When a disabled person passes away, it is sometimes possible for certain family members to file a Social Security Disability Insurance (SSDI) or Supplemental Security Income (SSI) claim, or pursue one that has already been started on behalf of the individual. Federal law regulates who may file or continue such claims, and which disability programs they are eligible to pursue.
SSDI Claims After Death
SSDI benefits are based on the disabled victim’s contributions before his or her death. An SSDI initial claim, appeal, or hearing can be pursued by any party of interest to a victim’s benefits. New claims must be filed within three months of the victim’s death unless a protective filing date is applicable. In that case, a claim must be filed within six months. When multiple beneficiaries are involved, benefits are paid in the following order:

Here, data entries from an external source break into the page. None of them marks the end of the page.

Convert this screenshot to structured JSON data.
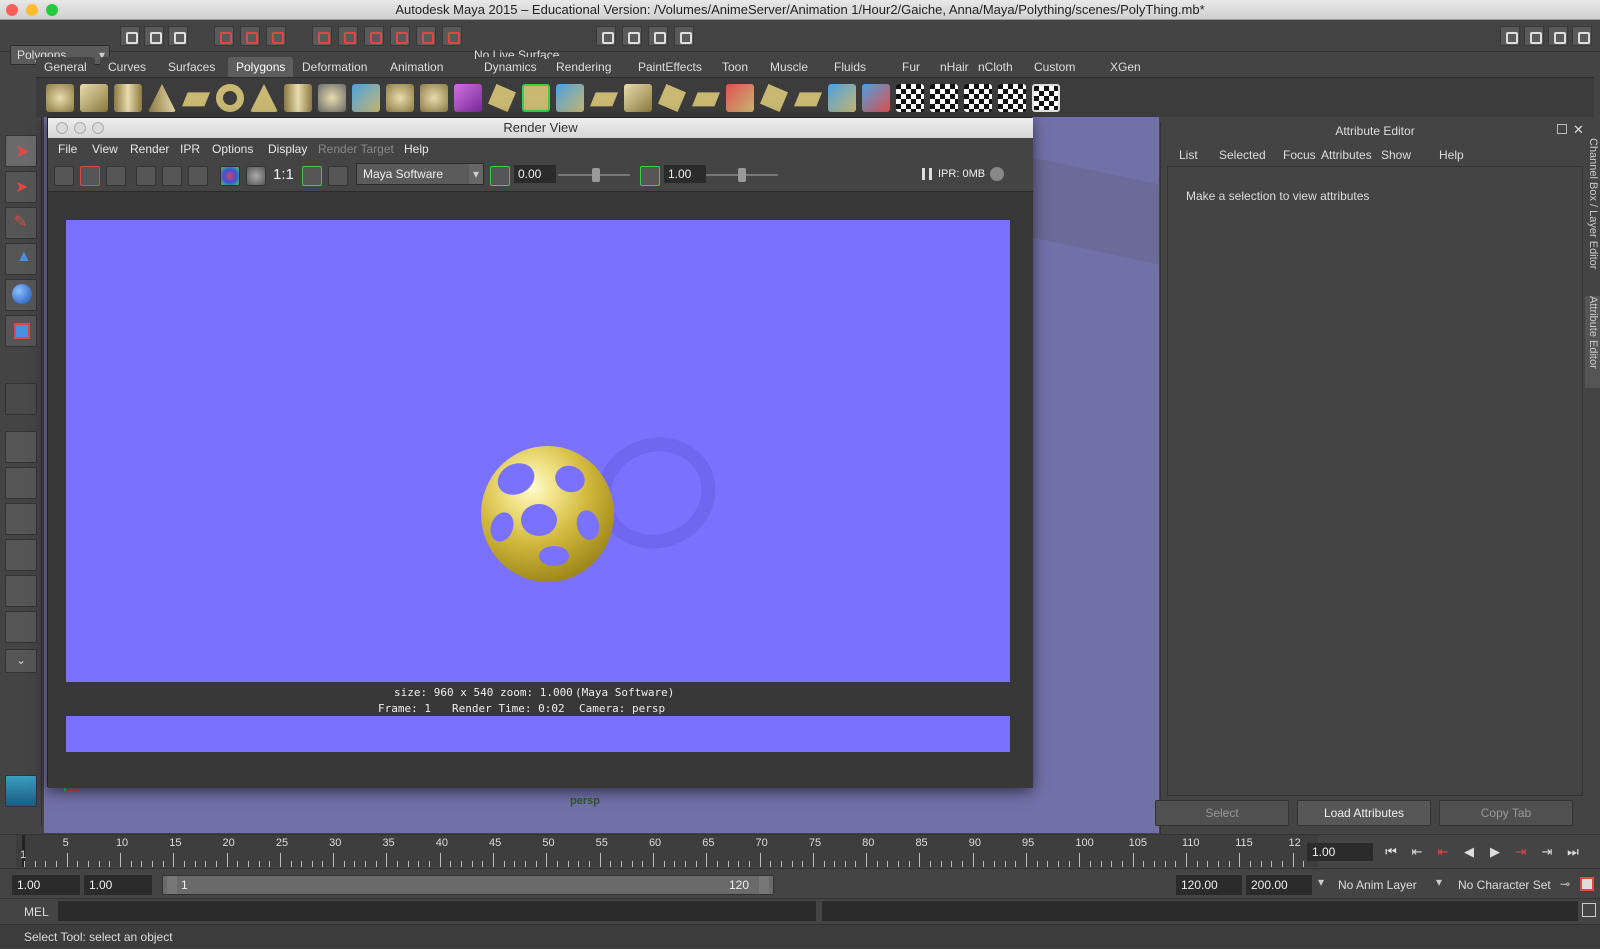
{
  "app": {
    "title": "Autodesk Maya 2015 – Educational Version: /Volumes/AnimeServer/Animation 1/Hour2/Gaiche, Anna/Maya/Polything/scenes/PolyThing.mb*"
  },
  "status_line": {
    "menu_set": "Polygons",
    "live_surface": "No Live Surface"
  },
  "shelf": {
    "tabs": [
      "General",
      "Curves",
      "Surfaces",
      "Polygons",
      "Deformation",
      "Animation",
      "Dynamics",
      "Rendering",
      "PaintEffects",
      "Toon",
      "Muscle",
      "Fluids",
      "Fur",
      "nHair",
      "nCloth",
      "Custom",
      "XGen"
    ],
    "active": "Polygons"
  },
  "viewport": {
    "camera_label": "persp"
  },
  "render_view": {
    "title": "Render View",
    "menu": [
      "File",
      "View",
      "Render",
      "IPR",
      "Options",
      "Display",
      "Render Target",
      "Help"
    ],
    "zoom_label": "1:1",
    "renderer": "Maya Software",
    "exposure": "0.00",
    "gamma": "1.00",
    "ipr": "IPR: 0MB",
    "status_line1_size": "size:  960 x 540  zoom: 1.000",
    "status_line1_renderer": "(Maya Software)",
    "status_line2_frame": "Frame: 1",
    "status_line2_time": "Render Time: 0:02",
    "status_line2_camera": "Camera: persp",
    "colors": {
      "background": "#7a72fe",
      "object": "#d1b83c"
    }
  },
  "attribute_editor": {
    "title": "Attribute Editor",
    "menu": [
      "List",
      "Selected",
      "Focus",
      "Attributes",
      "Show",
      "Help"
    ],
    "message": "Make a selection to view attributes",
    "buttons": [
      "Select",
      "Load Attributes",
      "Copy Tab"
    ]
  },
  "side_tabs": [
    "Channel Box / Layer Editor",
    "Attribute Editor"
  ],
  "time_slider": {
    "labels": [
      "5",
      "10",
      "15",
      "20",
      "25",
      "30",
      "35",
      "40",
      "45",
      "50",
      "55",
      "60",
      "65",
      "70",
      "75",
      "80",
      "85",
      "90",
      "95",
      "100",
      "105",
      "110",
      "115",
      "12"
    ],
    "current_marker": "1",
    "current_frame": "1.00"
  },
  "range_slider": {
    "start": "1.00",
    "playback_start": "1.00",
    "range_left": "1",
    "range_right": "120",
    "playback_end": "120.00",
    "end": "200.00",
    "anim_layer": "No Anim Layer",
    "character_set": "No Character Set"
  },
  "command_line": {
    "label": "MEL"
  },
  "help_line": {
    "text": "Select Tool: select an object"
  }
}
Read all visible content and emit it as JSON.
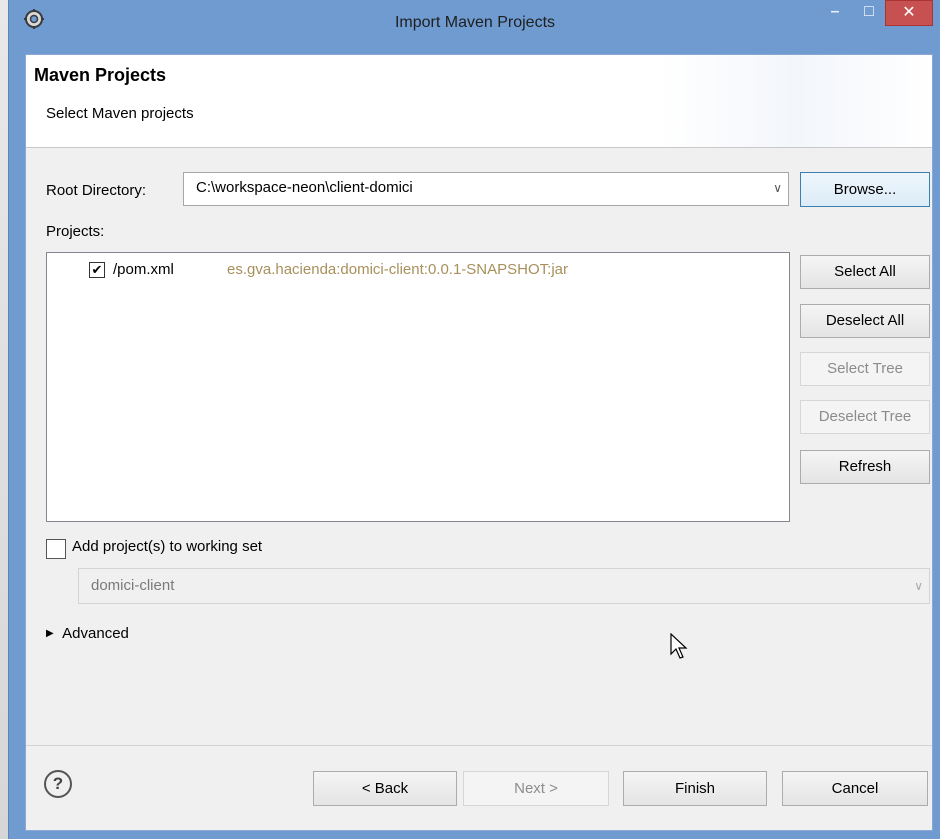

- To a spouse who lived in the same household as the deceased victim at the time of his or her death or who was entitled to monthly benefits under the same SSDI record during the month when the death occurred.
- If there is no surviving spouse, benefits are paid to any surviving children (equally divided) who would have been entitled to receive benefits under the deceased’s record during the month of death.
- When no spouse or children exist, parents who would have been entitled to receive monthly SSDI benefits under the same record as the victim for the month of the death can receive payment.
- If none of the above applies, benefits may be payable to any surviving child, spouse, or parent of the deceased.
- When no other beneficiaries exist, the deceased’s SSDI benefits flow to his or her estate.
If the court determines that a beneficiary caused the death of the disabled victim, that person is prohibited from collecting the deceased’s SSDI benefits.
SSI Claims After Death
In most cases, a new SSI claim cannot be filed after the disabled person passes away. If the victim contacted the Social Security Administration (SSA) about filing a claim before their death, however, beneficiaries have up to 60 days from the protective filing date to file a claim. If the SSI claim was filed before death, typically only the surviving spouse who lived in the same household as the deceased can pursue the claim.